“Nothing gold can stay,” and so my term at the NASA Jet Propulsion Laboratory must come to an end. It seemed like just yesterday that I was beginning to adapt to the ways, norms and quirks of the lab — early arrivers scurrying their way to the office like a turbo V8 engine; foreign nationals (dressed like tourists about to journey their way through a South American rainforest) immersed in conversation over who-knows-what in line at the coffee cart; a heavily populated cafeteria for socializing after an industrious morning; a small herd of deer migrating to the very delectable lawns in the late afternoon (although, of course I wouldn’t know this for sure, having never tried a piece of turf myself); a lone scientist sitting at a bench clearly in mid-thought over some elaborate calculation that would send my head into a wild whirlpool … you see a lot of those.
And with the personality of JPL comes bragging rights, which have frequently been employed to impress people at parties … and create a boatload of confidence as a result. But even with those, I would say they don’t compare to a personal truth: the vital role of communicating science, particularly global climate change, to the public.
Our planet is full of jaw-dropping phenomena, but it is also imperfect as described by Robert Frost — “nothing gold can stay” — which is why I became a part of NASA’s Climate Change Website team in the first place: to help educate the public that our planet is not made of steel (well, technically its core is composed of iron and nickel, so maybe a better phrase would be “not invincible”), and care and consideration for it is immensely imperative.
So I’m leaving JPL after having acquired necessary knowledge and experience for a future career aimed at guiding my generation toward a cured planet. I’ve worked with talented, highly esteemed folk who are just as passionate as I am (if not more) about communicating comprehensible scientific material about our planet to the rest of society. And on top of that, I’ve never been so uncomfortably close to a wild buck. And with that said, “ … dawn goes down to day,” and I move on to the next stepping stone.

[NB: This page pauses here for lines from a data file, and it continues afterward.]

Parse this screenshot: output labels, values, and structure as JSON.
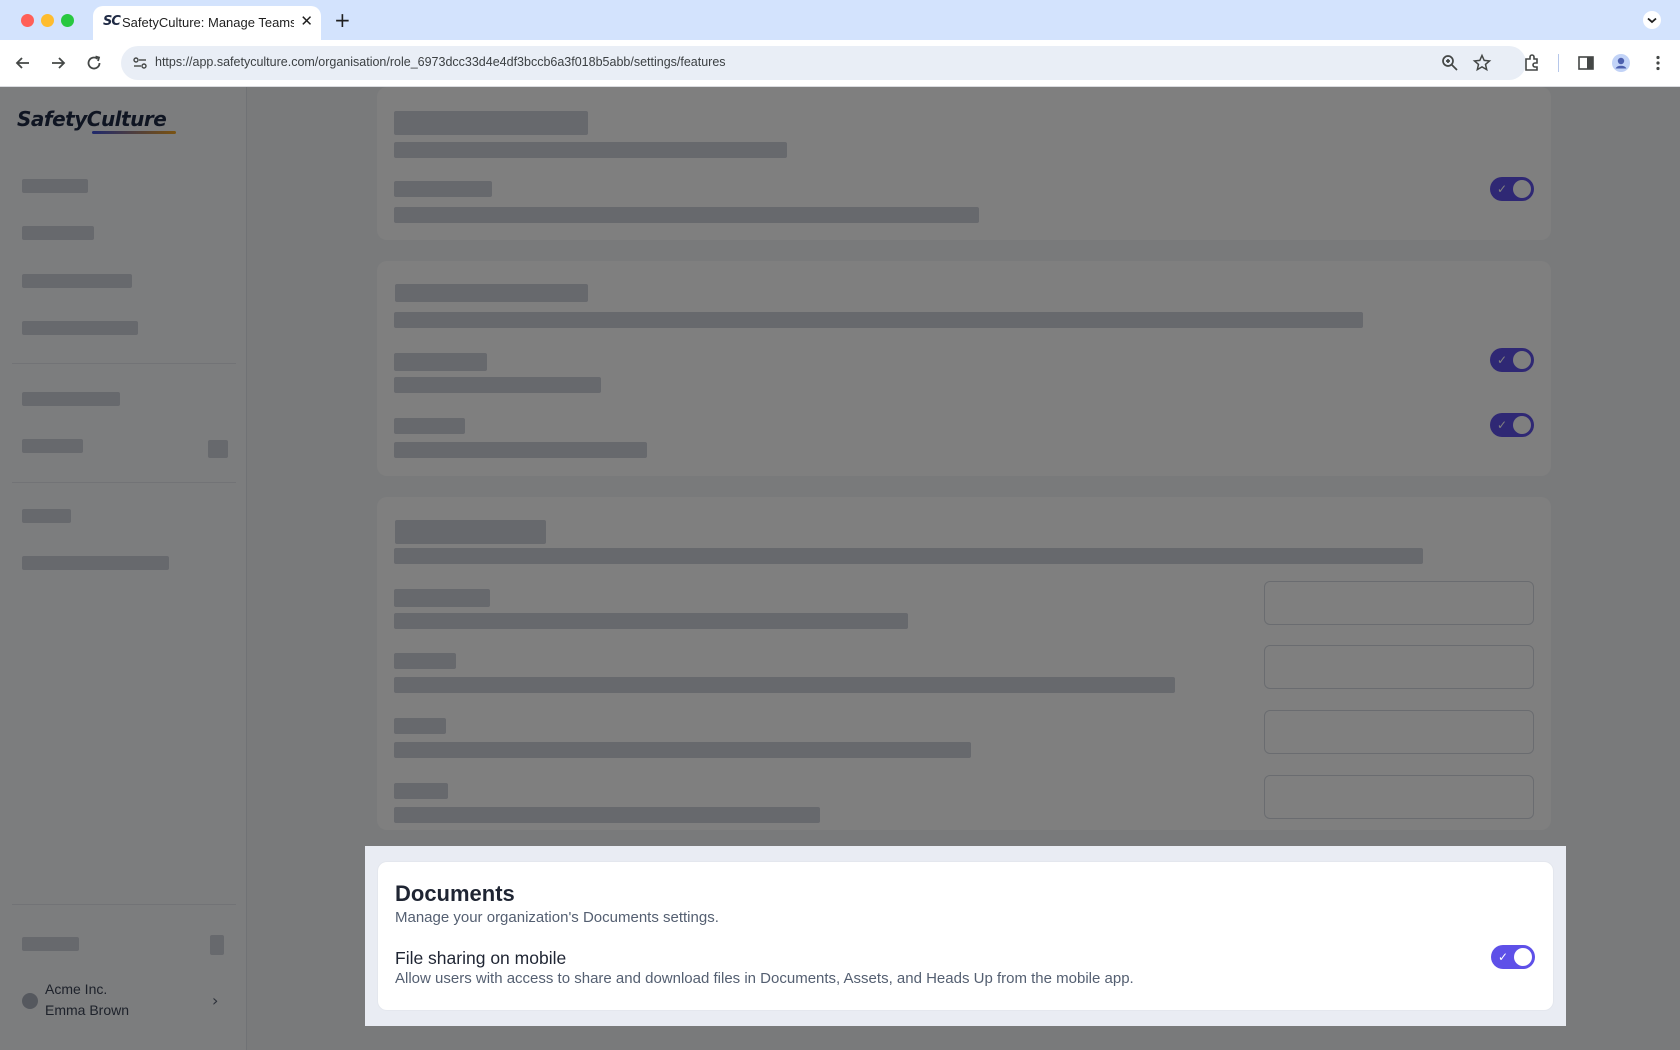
{
  "browser": {
    "tab_title": "SafetyCulture: Manage Teams and...",
    "tab_favicon": "SC",
    "tab_close": "✕",
    "new_tab": "+",
    "url": "https://app.safetyculture.com/organisation/role_6973dcc33d4e4df3bccb6a3f018b5abb/settings/features",
    "icons": [
      "back-icon",
      "forward-icon",
      "reload-icon",
      "site-info-icon",
      "zoom-icon",
      "bookmark-star-icon",
      "extensions-icon",
      "side-panel-icon",
      "profile-icon",
      "kebab-menu-icon",
      "tab-search-icon"
    ]
  },
  "sidebar": {
    "logo": "SafetyCulture",
    "org_name": "Acme Inc.",
    "user_name": "Emma Brown",
    "chevron": "›"
  },
  "documents": {
    "title": "Documents",
    "description": "Manage your organization's Documents settings.",
    "option_label": "File sharing on mobile",
    "option_description": "Allow users with access to share and download files in Documents, Assets, and Heads Up from the mobile app.",
    "toggle_on": true,
    "toggle_check": "✓"
  },
  "colors": {
    "accent": "#5e50e8",
    "overlay": "rgba(0,0,0,0.5)"
  }
}
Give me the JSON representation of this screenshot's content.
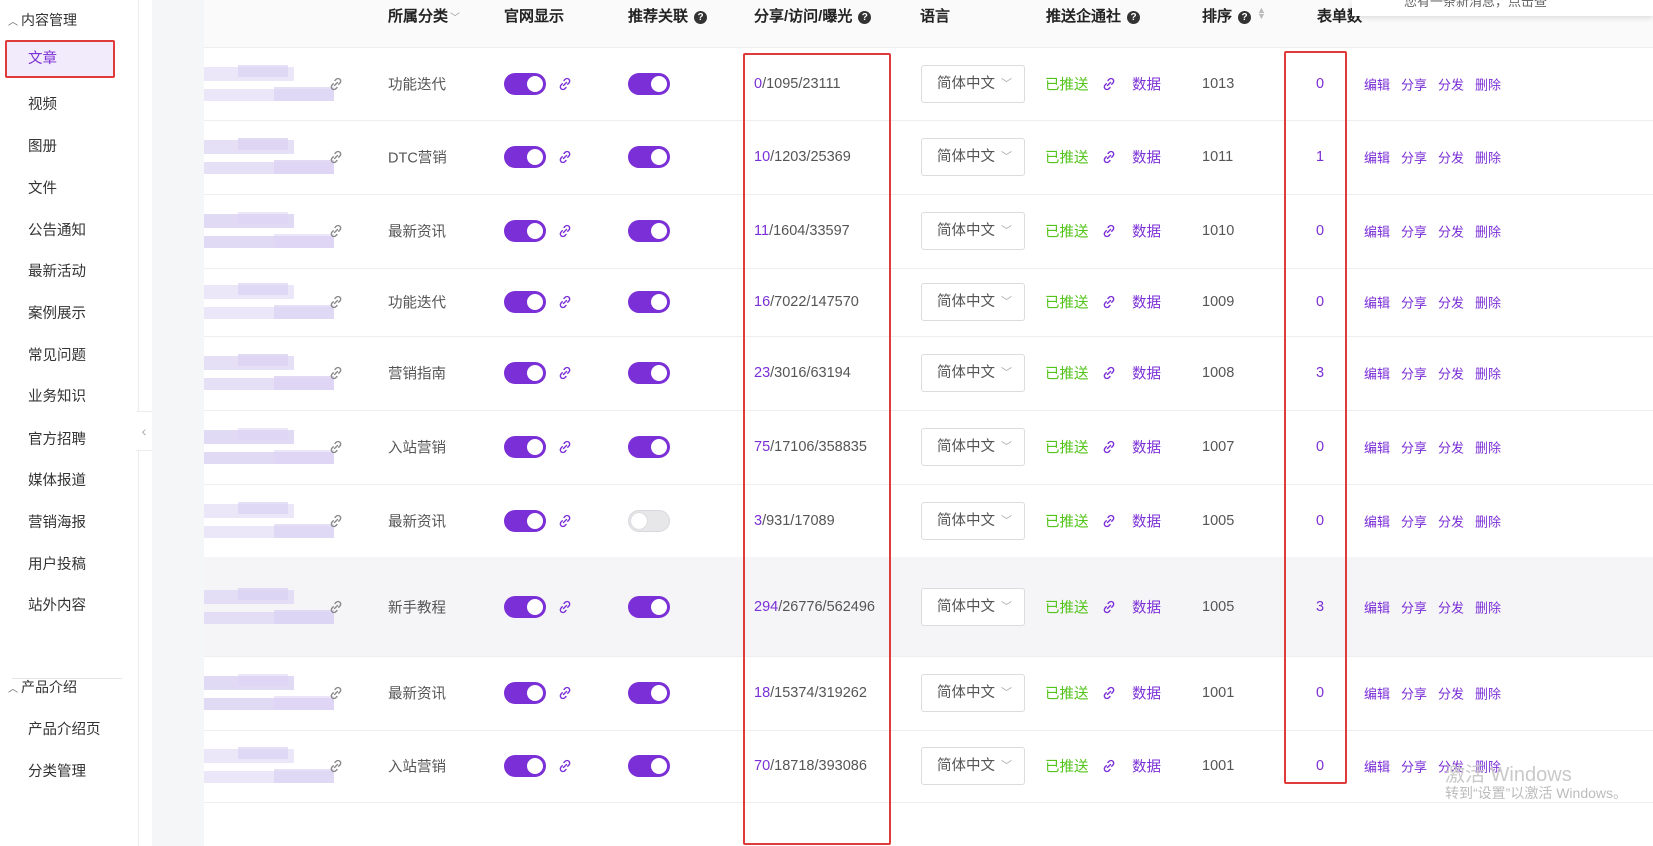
{
  "sidebar": {
    "group1": "内容管理",
    "items": [
      "文章",
      "视频",
      "图册",
      "文件",
      "公告通知",
      "最新活动",
      "案例展示",
      "常见问题",
      "业务知识",
      "官方招聘",
      "媒体报道",
      "营销海报",
      "用户投稿",
      "站外内容"
    ],
    "group2": "产品介绍",
    "group2_items": [
      "产品介绍页",
      "分类管理"
    ]
  },
  "table": {
    "headers": {
      "category": "所属分类",
      "site_display": "官网显示",
      "recommend": "推荐关联",
      "stats": "分享/访问/曝光",
      "language": "语言",
      "push": "推送企通社",
      "order": "排序",
      "forms": "表单数"
    },
    "rows": [
      {
        "category": "功能迭代",
        "site": true,
        "recommend": true,
        "share": "0",
        "rest": "/1095/23111",
        "lang": "简体中文",
        "pushed": "已推送",
        "data": "数据",
        "order": "1013",
        "forms": "0"
      },
      {
        "category": "DTC营销",
        "site": true,
        "recommend": true,
        "share": "10",
        "rest": "/1203/25369",
        "lang": "简体中文",
        "pushed": "已推送",
        "data": "数据",
        "order": "1011",
        "forms": "1"
      },
      {
        "category": "最新资讯",
        "site": true,
        "recommend": true,
        "share": "11",
        "rest": "/1604/33597",
        "lang": "简体中文",
        "pushed": "已推送",
        "data": "数据",
        "order": "1010",
        "forms": "0"
      },
      {
        "category": "功能迭代",
        "site": true,
        "recommend": true,
        "share": "16",
        "rest": "/7022/147570",
        "lang": "简体中文",
        "pushed": "已推送",
        "data": "数据",
        "order": "1009",
        "forms": "0"
      },
      {
        "category": "营销指南",
        "site": true,
        "recommend": true,
        "share": "23",
        "rest": "/3016/63194",
        "lang": "简体中文",
        "pushed": "已推送",
        "data": "数据",
        "order": "1008",
        "forms": "3"
      },
      {
        "category": "入站营销",
        "site": true,
        "recommend": true,
        "share": "75",
        "rest": "/17106/358835",
        "lang": "简体中文",
        "pushed": "已推送",
        "data": "数据",
        "order": "1007",
        "forms": "0"
      },
      {
        "category": "最新资讯",
        "site": true,
        "recommend": false,
        "share": "3",
        "rest": "/931/17089",
        "lang": "简体中文",
        "pushed": "已推送",
        "data": "数据",
        "order": "1005",
        "forms": "0"
      },
      {
        "category": "新手教程",
        "site": true,
        "recommend": true,
        "share": "294",
        "rest": "/26776/562496",
        "lang": "简体中文",
        "pushed": "已推送",
        "data": "数据",
        "order": "1005",
        "forms": "3"
      },
      {
        "category": "最新资讯",
        "site": true,
        "recommend": true,
        "share": "18",
        "rest": "/15374/319262",
        "lang": "简体中文",
        "pushed": "已推送",
        "data": "数据",
        "order": "1001",
        "forms": "0"
      },
      {
        "category": "入站营销",
        "site": true,
        "recommend": true,
        "share": "70",
        "rest": "/18718/393086",
        "lang": "简体中文",
        "pushed": "已推送",
        "data": "数据",
        "order": "1001",
        "forms": "0"
      }
    ],
    "actions": {
      "edit": "编辑",
      "share": "分享",
      "distribute": "分发",
      "delete": "删除"
    }
  },
  "toast": {
    "text": "您有一条新消息，点击查"
  },
  "watermark": {
    "line1": "激活 Windows",
    "line2": "转到“设置”以激活 Windows。"
  },
  "colors": {
    "accent": "#7b2fd6",
    "success": "#52c41a",
    "highlight_frame": "#e03b3b"
  }
}
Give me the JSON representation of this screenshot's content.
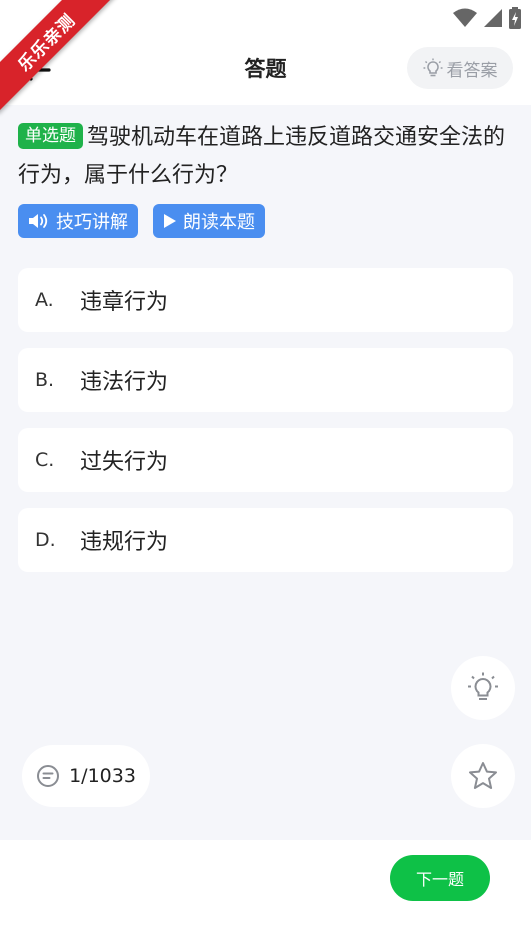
{
  "watermark": {
    "text": "乐乐亲测"
  },
  "header": {
    "title": "答题",
    "answer_button": "看答案",
    "back_icon": "arrow-left-icon"
  },
  "question": {
    "type_badge": "单选题",
    "text": "驾驶机动车在道路上违反道路交通安全法的行为，属于什么行为？"
  },
  "tools": [
    {
      "label": "技巧讲解",
      "icon": "speaker-icon"
    },
    {
      "label": "朗读本题",
      "icon": "play-icon"
    }
  ],
  "options": [
    {
      "letter": "A.",
      "text": "违章行为"
    },
    {
      "letter": "B.",
      "text": "违法行为"
    },
    {
      "letter": "C.",
      "text": "过失行为"
    },
    {
      "letter": "D.",
      "text": "违规行为"
    }
  ],
  "progress": {
    "counter": "1/1033"
  },
  "footer": {
    "next_button": "下一题"
  },
  "colors": {
    "accent_green": "#0ec147",
    "badge_green": "#1fb24a",
    "tool_blue": "#4a8ef0",
    "ribbon_red": "#d8232a",
    "background": "#f5f6fa"
  }
}
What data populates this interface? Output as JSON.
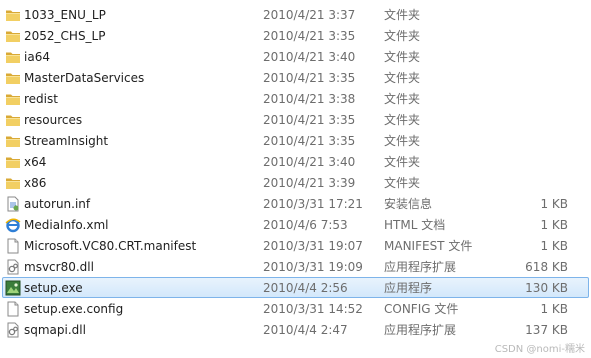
{
  "files": [
    {
      "name": "1033_ENU_LP",
      "date": "2010/4/21 3:37",
      "type": "文件夹",
      "size": "",
      "icon": "folder-icon"
    },
    {
      "name": "2052_CHS_LP",
      "date": "2010/4/21 3:35",
      "type": "文件夹",
      "size": "",
      "icon": "folder-icon"
    },
    {
      "name": "ia64",
      "date": "2010/4/21 3:40",
      "type": "文件夹",
      "size": "",
      "icon": "folder-icon"
    },
    {
      "name": "MasterDataServices",
      "date": "2010/4/21 3:35",
      "type": "文件夹",
      "size": "",
      "icon": "folder-icon"
    },
    {
      "name": "redist",
      "date": "2010/4/21 3:38",
      "type": "文件夹",
      "size": "",
      "icon": "folder-icon"
    },
    {
      "name": "resources",
      "date": "2010/4/21 3:35",
      "type": "文件夹",
      "size": "",
      "icon": "folder-icon"
    },
    {
      "name": "StreamInsight",
      "date": "2010/4/21 3:35",
      "type": "文件夹",
      "size": "",
      "icon": "folder-icon"
    },
    {
      "name": "x64",
      "date": "2010/4/21 3:40",
      "type": "文件夹",
      "size": "",
      "icon": "folder-icon"
    },
    {
      "name": "x86",
      "date": "2010/4/21 3:39",
      "type": "文件夹",
      "size": "",
      "icon": "folder-icon"
    },
    {
      "name": "autorun.inf",
      "date": "2010/3/31 17:21",
      "type": "安装信息",
      "size": "1 KB",
      "icon": "setup-info-file-icon"
    },
    {
      "name": "MediaInfo.xml",
      "date": "2010/4/6 7:53",
      "type": "HTML 文档",
      "size": "1 KB",
      "icon": "ie-document-icon"
    },
    {
      "name": "Microsoft.VC80.CRT.manifest",
      "date": "2010/3/31 19:07",
      "type": "MANIFEST 文件",
      "size": "1 KB",
      "icon": "blank-file-icon"
    },
    {
      "name": "msvcr80.dll",
      "date": "2010/3/31 19:09",
      "type": "应用程序扩展",
      "size": "618 KB",
      "icon": "dll-file-icon"
    },
    {
      "name": "setup.exe",
      "date": "2010/4/4 2:56",
      "type": "应用程序",
      "size": "130 KB",
      "icon": "setup-exe-icon",
      "selected": true
    },
    {
      "name": "setup.exe.config",
      "date": "2010/3/31 14:52",
      "type": "CONFIG 文件",
      "size": "1 KB",
      "icon": "blank-file-icon"
    },
    {
      "name": "sqmapi.dll",
      "date": "2010/4/4 2:47",
      "type": "应用程序扩展",
      "size": "137 KB",
      "icon": "dll-file-icon"
    }
  ],
  "watermark": "CSDN @nomi-糯米",
  "colors": {
    "selection_bg": "#d9ebfb",
    "selection_border": "#7eb4ea",
    "folder": "#e8c25a",
    "meta_text": "#6d6d6d"
  }
}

Editor’s note: We’ll miss you Holly! It’s been great having you around.
What do fires and mountain pine beetles have in common? More than you might think. In recent years, pine beetle numbers have skyrocketed. So has the risk of wildfires. University of Wisconsin forest ecologist Phil Townsend uses Landsat satellite data to suggest that climate change might be the missing link.
In this image taken over the city of Sukkur on August 18, 2010, we can see some of the flooding in Pakistan caused by recent devastating monsoon rains. According to reports, 20 percent of the country is still underwater. Six million Pakistanis are now homeless and about 17 million people have been affected in some way.
The image was taken by NASA’s Advanced Spaceborne Thermal Emission and Reflection Radiometer (ASTER) instrument onboard the Terra spacecraft. It covers an area of 62 by 78 kilometers (39 by 49 miles). For the original image, click here.